Website and app data records
☆ ☆ ☆ ☆ ☆ ☆ ☆
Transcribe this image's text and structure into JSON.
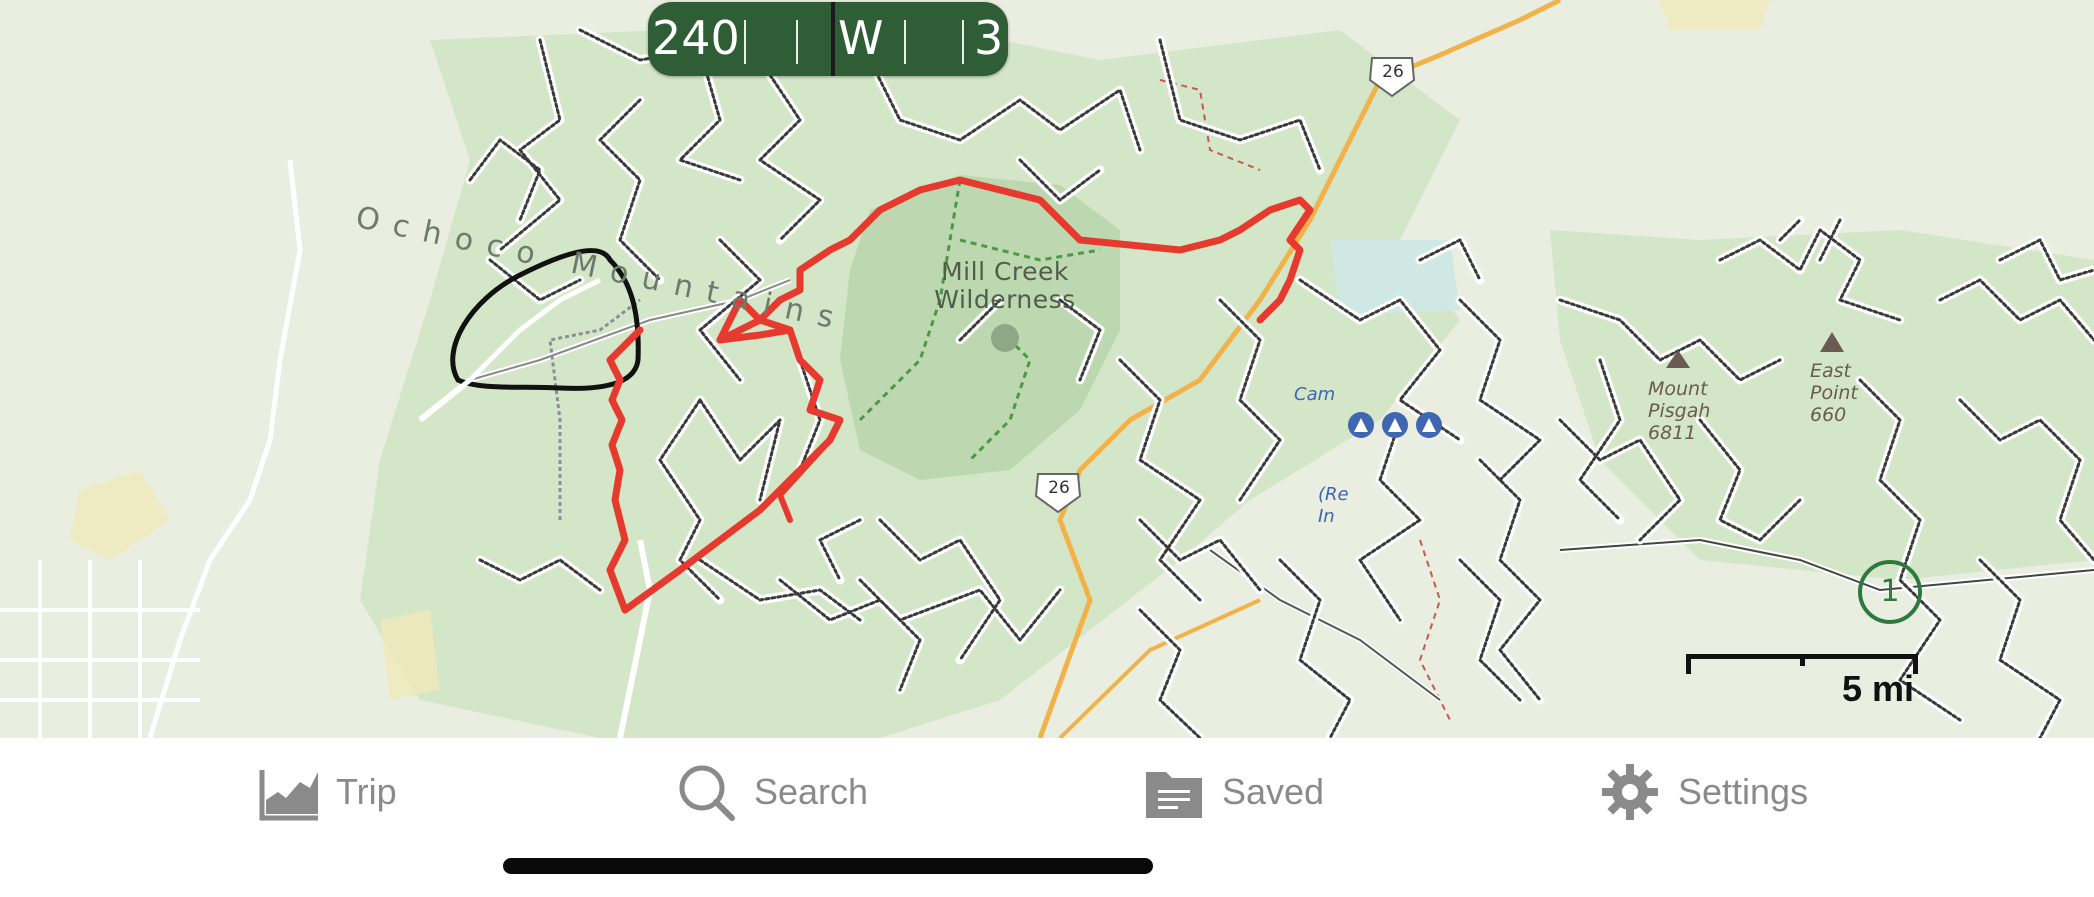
{
  "compass": {
    "left_value": "240",
    "direction": "W",
    "right_value": "3"
  },
  "map": {
    "range_label": "Ochoco Mountains",
    "wilderness_label_line1": "Mill Creek",
    "wilderness_label_line2": "Wilderness",
    "highway_shield_1": "26",
    "highway_shield_2": "26",
    "peak1_line1": "Mount",
    "peak1_line2": "Pisgah",
    "peak1_line3": "6811",
    "peak2_line1": "East",
    "peak2_line2": "Point",
    "peak2_line3": "660",
    "camp_label": "Cam",
    "reservation_line1": "(Re",
    "reservation_line2": "In",
    "circle_marker": "1",
    "scale_label": "5 mi"
  },
  "tabs": [
    {
      "label": "Trip",
      "icon": "trip-chart-icon"
    },
    {
      "label": "Search",
      "icon": "search-icon"
    },
    {
      "label": "Saved",
      "icon": "folder-icon"
    },
    {
      "label": "Settings",
      "icon": "gear-icon"
    }
  ],
  "colors": {
    "track_red": "#e63a2e",
    "compass_green": "#2f5d36",
    "forest_green": "#cfe3c3",
    "wilderness_green": "#b9d6ad"
  }
}
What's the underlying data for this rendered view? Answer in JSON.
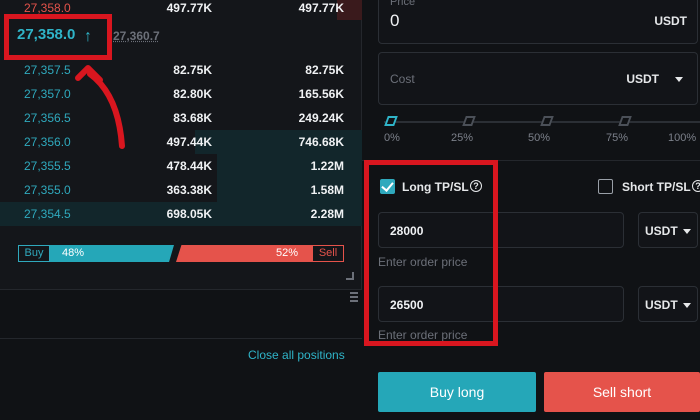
{
  "order_book": {
    "rows": [
      {
        "side": "ask",
        "price": "27,358.0",
        "amount": "497.77K",
        "total": "497.77K",
        "depth": 0.07
      },
      {
        "side": "bid",
        "price": "27,357.5",
        "amount": "82.75K",
        "total": "82.75K",
        "depth": 0.0
      },
      {
        "side": "bid",
        "price": "27,357.0",
        "amount": "82.80K",
        "total": "165.56K",
        "depth": 0.0
      },
      {
        "side": "bid",
        "price": "27,356.5",
        "amount": "83.68K",
        "total": "249.24K",
        "depth": 0.0
      },
      {
        "side": "bid",
        "price": "27,356.0",
        "amount": "497.44K",
        "total": "746.68K",
        "depth": 0.46
      },
      {
        "side": "bid",
        "price": "27,355.5",
        "amount": "478.44K",
        "total": "1.22M",
        "depth": 0.4
      },
      {
        "side": "bid",
        "price": "27,355.0",
        "amount": "363.38K",
        "total": "1.58M",
        "depth": 0.4
      },
      {
        "side": "bid",
        "price": "27,354.5",
        "amount": "698.05K",
        "total": "2.28M",
        "depth": 1.0
      }
    ],
    "last_price": "27,358.0",
    "last_price_arrow": "↑",
    "mark_price": "27,360.7",
    "ratio": {
      "buy_label": "Buy",
      "buy_pct": "48%",
      "buy_fraction": 0.48,
      "sell_label": "Sell",
      "sell_pct": "52%",
      "sell_fraction": 0.52
    }
  },
  "positions": {
    "close_all_label": "Close all positions"
  },
  "order_form": {
    "price": {
      "label": "Price",
      "value": "0",
      "unit": "USDT"
    },
    "cost": {
      "placeholder": "Cost",
      "unit": "USDT"
    },
    "slider": {
      "value_fraction": 0.0,
      "marks": [
        "0%",
        "25%",
        "50%",
        "75%",
        "100%"
      ]
    },
    "long_tpsl": {
      "label": "Long TP/SL",
      "checked": true
    },
    "short_tpsl": {
      "label": "Short TP/SL",
      "checked": false
    },
    "tp_input": {
      "value": "28000",
      "unit": "USDT",
      "hint": "Enter order price"
    },
    "sl_input": {
      "value": "26500",
      "unit": "USDT",
      "hint": "Enter order price"
    },
    "buy_long_label": "Buy long",
    "sell_short_label": "Sell short"
  },
  "colors": {
    "accent_teal": "#25a7b8",
    "sell_red": "#e5534b",
    "annotation_red": "#d9161f",
    "background": "#101215"
  }
}
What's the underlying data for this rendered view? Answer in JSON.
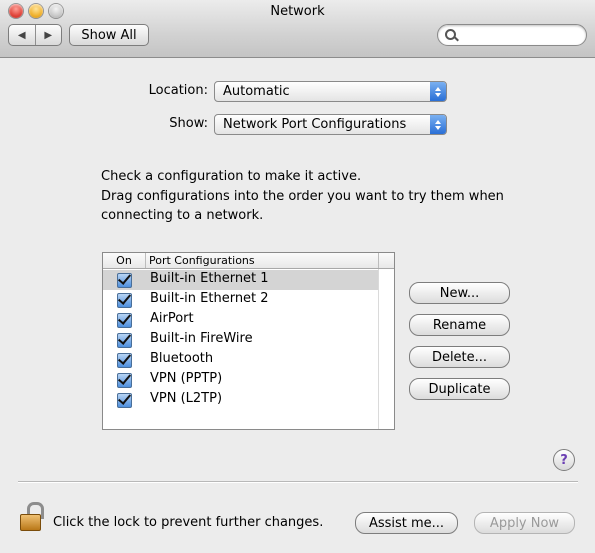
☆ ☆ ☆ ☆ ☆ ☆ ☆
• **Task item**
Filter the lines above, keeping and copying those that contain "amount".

• **Expected output**
        "amount": "497.77K",
        "amount": "82.75K",
        "amount": "82.80K",
        "amount": "83.68K",
        "amount": "497.44K",
        "amount": "478.44K",
        "amount": "363.38K",
        "amount": "698.05K",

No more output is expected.